→ **What you will do**
Return the records, each one exactly as written.

→ **Recorded data**
+ + + + + + +
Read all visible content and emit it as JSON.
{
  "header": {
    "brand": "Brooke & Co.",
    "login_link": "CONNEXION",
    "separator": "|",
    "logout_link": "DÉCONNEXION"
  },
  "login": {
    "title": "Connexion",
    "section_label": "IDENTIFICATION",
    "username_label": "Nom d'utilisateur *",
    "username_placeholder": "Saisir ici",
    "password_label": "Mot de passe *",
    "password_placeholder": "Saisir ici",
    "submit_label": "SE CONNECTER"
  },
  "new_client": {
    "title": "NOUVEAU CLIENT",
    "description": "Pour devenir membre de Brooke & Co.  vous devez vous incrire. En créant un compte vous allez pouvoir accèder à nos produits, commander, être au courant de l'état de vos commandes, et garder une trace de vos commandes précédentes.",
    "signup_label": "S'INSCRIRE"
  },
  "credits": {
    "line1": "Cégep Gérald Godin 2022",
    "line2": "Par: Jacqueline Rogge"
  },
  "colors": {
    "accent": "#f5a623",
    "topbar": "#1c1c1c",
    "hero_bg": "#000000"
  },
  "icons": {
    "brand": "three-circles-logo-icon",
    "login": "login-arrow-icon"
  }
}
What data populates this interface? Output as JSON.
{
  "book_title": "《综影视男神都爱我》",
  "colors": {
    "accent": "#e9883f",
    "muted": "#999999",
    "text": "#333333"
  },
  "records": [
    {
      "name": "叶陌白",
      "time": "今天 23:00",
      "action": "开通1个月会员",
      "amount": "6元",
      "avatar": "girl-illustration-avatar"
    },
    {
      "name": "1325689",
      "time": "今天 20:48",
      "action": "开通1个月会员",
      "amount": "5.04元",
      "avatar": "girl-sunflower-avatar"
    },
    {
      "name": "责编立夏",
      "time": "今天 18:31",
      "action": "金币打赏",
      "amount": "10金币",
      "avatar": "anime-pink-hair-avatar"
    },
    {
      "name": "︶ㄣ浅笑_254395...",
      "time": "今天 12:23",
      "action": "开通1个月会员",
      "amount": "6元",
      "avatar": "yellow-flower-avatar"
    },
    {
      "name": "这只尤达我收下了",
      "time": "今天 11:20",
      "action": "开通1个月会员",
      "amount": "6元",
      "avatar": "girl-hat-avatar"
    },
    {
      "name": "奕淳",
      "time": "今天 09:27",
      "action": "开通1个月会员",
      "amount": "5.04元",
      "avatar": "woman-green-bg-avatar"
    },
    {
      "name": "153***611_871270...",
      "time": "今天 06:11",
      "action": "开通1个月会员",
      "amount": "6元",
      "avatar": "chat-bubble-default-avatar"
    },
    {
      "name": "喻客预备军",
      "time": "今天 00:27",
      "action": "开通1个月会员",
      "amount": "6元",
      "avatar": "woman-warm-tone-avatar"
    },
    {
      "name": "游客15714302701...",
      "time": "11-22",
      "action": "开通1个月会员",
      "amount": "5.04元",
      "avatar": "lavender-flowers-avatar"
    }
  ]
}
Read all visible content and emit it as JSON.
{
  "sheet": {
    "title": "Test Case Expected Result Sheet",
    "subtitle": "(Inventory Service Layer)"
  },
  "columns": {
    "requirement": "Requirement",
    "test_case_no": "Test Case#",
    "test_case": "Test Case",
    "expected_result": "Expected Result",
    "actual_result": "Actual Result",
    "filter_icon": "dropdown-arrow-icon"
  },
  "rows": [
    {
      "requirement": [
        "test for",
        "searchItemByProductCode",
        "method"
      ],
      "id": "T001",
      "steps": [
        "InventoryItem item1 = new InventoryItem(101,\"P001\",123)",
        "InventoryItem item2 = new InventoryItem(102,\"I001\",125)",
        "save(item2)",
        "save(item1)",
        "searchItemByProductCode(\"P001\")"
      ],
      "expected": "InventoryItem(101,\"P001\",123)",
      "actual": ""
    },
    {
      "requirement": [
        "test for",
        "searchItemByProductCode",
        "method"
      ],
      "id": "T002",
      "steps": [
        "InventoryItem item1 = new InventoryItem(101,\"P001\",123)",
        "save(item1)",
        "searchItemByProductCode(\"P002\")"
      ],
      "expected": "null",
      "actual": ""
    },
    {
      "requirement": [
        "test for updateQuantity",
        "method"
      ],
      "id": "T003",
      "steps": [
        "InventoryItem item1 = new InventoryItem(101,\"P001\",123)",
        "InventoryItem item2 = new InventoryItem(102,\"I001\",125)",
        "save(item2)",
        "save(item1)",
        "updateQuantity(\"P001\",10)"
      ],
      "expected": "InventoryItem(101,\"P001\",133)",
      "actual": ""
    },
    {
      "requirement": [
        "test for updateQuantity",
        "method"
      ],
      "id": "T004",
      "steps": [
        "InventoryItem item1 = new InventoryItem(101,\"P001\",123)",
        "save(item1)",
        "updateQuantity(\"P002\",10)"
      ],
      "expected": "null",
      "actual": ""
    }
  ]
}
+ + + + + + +
→ **Task output**
Read all visible content and emit it as JSON.
{
  "header": {
    "brand": "Brooke & Co.",
    "login_link": "CONNEXION",
    "separator": "|",
    "logout_link": "DÉCONNEXION"
  },
  "login": {
    "title": "Connexion",
    "section_label": "IDENTIFICATION",
    "username_label": "Nom d'utilisateur *",
    "username_placeholder": "Saisir ici",
    "password_label": "Mot de passe *",
    "password_placeholder": "Saisir ici",
    "submit_label": "SE CONNECTER"
  },
  "new_client": {
    "title": "NOUVEAU CLIENT",
    "description": "Pour devenir membre de Brooke & Co.  vous devez vous incrire. En créant un compte vous allez pouvoir accèder à nos produits, commander, être au courant de l'état de vos commandes, et garder une trace de vos commandes précédentes.",
    "signup_label": "S'INSCRIRE"
  },
  "credits": {
    "line1": "Cégep Gérald Godin 2022",
    "line2": "Par: Jacqueline Rogge"
  },
  "colors": {
    "accent": "#f5a623",
    "topbar": "#1c1c1c",
    "hero_bg": "#000000"
  },
  "icons": {
    "brand": "three-circles-logo-icon",
    "login": "login-arrow-icon"
  }
}
What data populates this interface? Output as JSON.
{
  "book_title": "《综影视男神都爱我》",
  "colors": {
    "accent": "#e9883f",
    "muted": "#999999",
    "text": "#333333"
  },
  "records": [
    {
      "name": "叶陌白",
      "time": "今天 23:00",
      "action": "开通1个月会员",
      "amount": "6元",
      "avatar": "girl-illustration-avatar"
    },
    {
      "name": "1325689",
      "time": "今天 20:48",
      "action": "开通1个月会员",
      "amount": "5.04元",
      "avatar": "girl-sunflower-avatar"
    },
    {
      "name": "责编立夏",
      "time": "今天 18:31",
      "action": "金币打赏",
      "amount": "10金币",
      "avatar": "anime-pink-hair-avatar"
    },
    {
      "name": "︶ㄣ浅笑_254395...",
      "time": "今天 12:23",
      "action": "开通1个月会员",
      "amount": "6元",
      "avatar": "yellow-flower-avatar"
    },
    {
      "name": "这只尤达我收下了",
      "time": "今天 11:20",
      "action": "开通1个月会员",
      "amount": "6元",
      "avatar": "girl-hat-avatar"
    },
    {
      "name": "奕淳",
      "time": "今天 09:27",
      "action": "开通1个月会员",
      "amount": "5.04元",
      "avatar": "woman-green-bg-avatar"
    },
    {
      "name": "153***611_871270...",
      "time": "今天 06:11",
      "action": "开通1个月会员",
      "amount": "6元",
      "avatar": "chat-bubble-default-avatar"
    },
    {
      "name": "喻客预备军",
      "time": "今天 00:27",
      "action": "开通1个月会员",
      "amount": "6元",
      "avatar": "woman-warm-tone-avatar"
    },
    {
      "name": "游客15714302701...",
      "time": "11-22",
      "action": "开通1个月会员",
      "amount": "5.04元",
      "avatar": "lavender-flowers-avatar"
    }
  ]
}
Read all visible content and emit it as JSON.
{
  "sheet": {
    "title": "Test Case Expected Result Sheet",
    "subtitle": "(Inventory Service Layer)"
  },
  "columns": {
    "requirement": "Requirement",
    "test_case_no": "Test Case#",
    "test_case": "Test Case",
    "expected_result": "Expected Result",
    "actual_result": "Actual Result",
    "filter_icon": "dropdown-arrow-icon"
  },
  "rows": [
    {
      "requirement": [
        "test for",
        "searchItemByProductCode",
        "method"
      ],
      "id": "T001",
      "steps": [
        "InventoryItem item1 = new InventoryItem(101,\"P001\",123)",
        "InventoryItem item2 = new InventoryItem(102,\"I001\",125)",
        "save(item2)",
        "save(item1)",
        "searchItemByProductCode(\"P001\")"
      ],
      "expected": "InventoryItem(101,\"P001\",123)",
      "actual": ""
    },
    {
      "requirement": [
        "test for",
        "searchItemByProductCode",
        "method"
      ],
      "id": "T002",
      "steps": [
        "InventoryItem item1 = new InventoryItem(101,\"P001\",123)",
        "save(item1)",
        "searchItemByProductCode(\"P002\")"
      ],
      "expected": "null",
      "actual": ""
    },
    {
      "requirement": [
        "test for updateQuantity",
        "method"
      ],
      "id": "T003",
      "steps": [
        "InventoryItem item1 = new InventoryItem(101,\"P001\",123)",
        "InventoryItem item2 = new InventoryItem(102,\"I001\",125)",
        "save(item2)",
        "save(item1)",
        "updateQuantity(\"P001\",10)"
      ],
      "expected": "InventoryItem(101,\"P001\",133)",
      "actual": ""
    },
    {
      "requirement": [
        "test for updateQuantity",
        "method"
      ],
      "id": "T004",
      "steps": [
        "InventoryItem item1 = new InventoryItem(101,\"P001\",123)",
        "save(item1)",
        "updateQuantity(\"P002\",10)"
      ],
      "expected": "null",
      "actual": ""
    }
  ]
}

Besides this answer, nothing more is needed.